The Kunsthaus Zürich holds one of the most important groups of works by Edvard Munch anywhere in the world. The acquisition came about thanks to gifts but also, and in particular, to the friendship between the museum’s then director Wilhelm Wartmann and the Norwegian painter. Wartmann staged two major exhibitions of Munch’s work during the artist’s lifetime.
Munch spent periods living in various places in Europe, among other in Paris from 1885 onwards, before finally returning to Norway in 1909. With its light and free brushwork, Music on the Karl Johan Street initially calls to mind the street pictures of the French Impressionists.
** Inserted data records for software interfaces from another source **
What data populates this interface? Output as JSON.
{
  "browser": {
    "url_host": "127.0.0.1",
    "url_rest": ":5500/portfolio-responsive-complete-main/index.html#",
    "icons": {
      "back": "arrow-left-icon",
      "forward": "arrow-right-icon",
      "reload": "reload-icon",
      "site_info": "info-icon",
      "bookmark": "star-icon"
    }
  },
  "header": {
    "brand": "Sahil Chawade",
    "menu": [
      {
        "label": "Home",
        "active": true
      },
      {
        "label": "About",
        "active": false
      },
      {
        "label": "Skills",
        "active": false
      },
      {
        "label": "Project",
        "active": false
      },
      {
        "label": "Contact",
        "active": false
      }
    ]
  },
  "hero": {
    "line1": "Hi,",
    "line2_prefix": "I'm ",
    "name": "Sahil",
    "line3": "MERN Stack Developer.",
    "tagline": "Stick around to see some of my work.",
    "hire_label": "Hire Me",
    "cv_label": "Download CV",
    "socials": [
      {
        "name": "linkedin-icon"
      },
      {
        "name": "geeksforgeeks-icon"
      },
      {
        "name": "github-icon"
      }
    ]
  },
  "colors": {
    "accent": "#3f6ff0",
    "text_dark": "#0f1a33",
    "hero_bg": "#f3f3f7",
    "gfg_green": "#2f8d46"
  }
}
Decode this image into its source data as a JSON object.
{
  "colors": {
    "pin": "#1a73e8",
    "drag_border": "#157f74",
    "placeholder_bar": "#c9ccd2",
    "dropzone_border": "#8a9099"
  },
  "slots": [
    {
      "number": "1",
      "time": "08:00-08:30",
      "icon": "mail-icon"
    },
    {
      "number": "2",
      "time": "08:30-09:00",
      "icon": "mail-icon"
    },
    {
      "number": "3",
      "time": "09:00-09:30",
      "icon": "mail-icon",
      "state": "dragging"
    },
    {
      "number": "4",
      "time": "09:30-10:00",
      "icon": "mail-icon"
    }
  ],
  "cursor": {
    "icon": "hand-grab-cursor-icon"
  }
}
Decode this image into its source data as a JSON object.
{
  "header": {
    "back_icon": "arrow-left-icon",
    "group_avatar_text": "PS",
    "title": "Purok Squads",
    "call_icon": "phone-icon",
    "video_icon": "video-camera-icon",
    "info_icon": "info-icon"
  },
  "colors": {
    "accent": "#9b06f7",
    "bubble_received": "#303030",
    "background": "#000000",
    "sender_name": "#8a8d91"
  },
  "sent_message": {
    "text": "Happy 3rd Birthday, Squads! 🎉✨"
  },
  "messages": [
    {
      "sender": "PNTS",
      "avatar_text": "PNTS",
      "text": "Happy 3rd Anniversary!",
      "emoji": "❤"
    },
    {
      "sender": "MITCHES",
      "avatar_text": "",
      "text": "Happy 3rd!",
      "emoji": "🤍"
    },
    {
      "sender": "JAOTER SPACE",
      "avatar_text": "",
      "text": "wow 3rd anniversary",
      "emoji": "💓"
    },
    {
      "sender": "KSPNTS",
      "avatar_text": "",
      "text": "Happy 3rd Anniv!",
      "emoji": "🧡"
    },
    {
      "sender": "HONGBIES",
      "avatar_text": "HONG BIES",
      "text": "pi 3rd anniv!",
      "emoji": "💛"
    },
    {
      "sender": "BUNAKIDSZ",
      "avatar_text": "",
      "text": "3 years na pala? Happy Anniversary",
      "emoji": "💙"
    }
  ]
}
Unlike Monet or Manet, however, Munch is not primarily interested in the pulsating dynamism of an anonymous mass of people. The sweeping perspective leads from the large figures in the immediate foreground to the crowd pressed against the houses, the military band leaving the street disconcertingly empty behind it. By this means, Munch creates a psychological tension that he pushes to its limits some years later in his celebrated The Scream.
The dominant tones lie, as if on a palette, as flecks next to each other on the lower half of the street: bright yellow, cool blue and red. Sandy yellow bathes the entire picture in a cold light, appearing here and there as a vibrant accent on the façades of the houses. Blue tinges the shaded sections of the buildings on the right side of the street and the cloudless sky. All the colours are subordinated to a cold brightness that transposes the metallic notes of the brass instruments into the atmosphere. Only the red umbrella, added later in the bottom corner, sets a chromatic counterpoint. The profile of a boy appears, seemingly excluded from events around him. As Munch later noted, he was reliving here a memory of his youth in Oslo.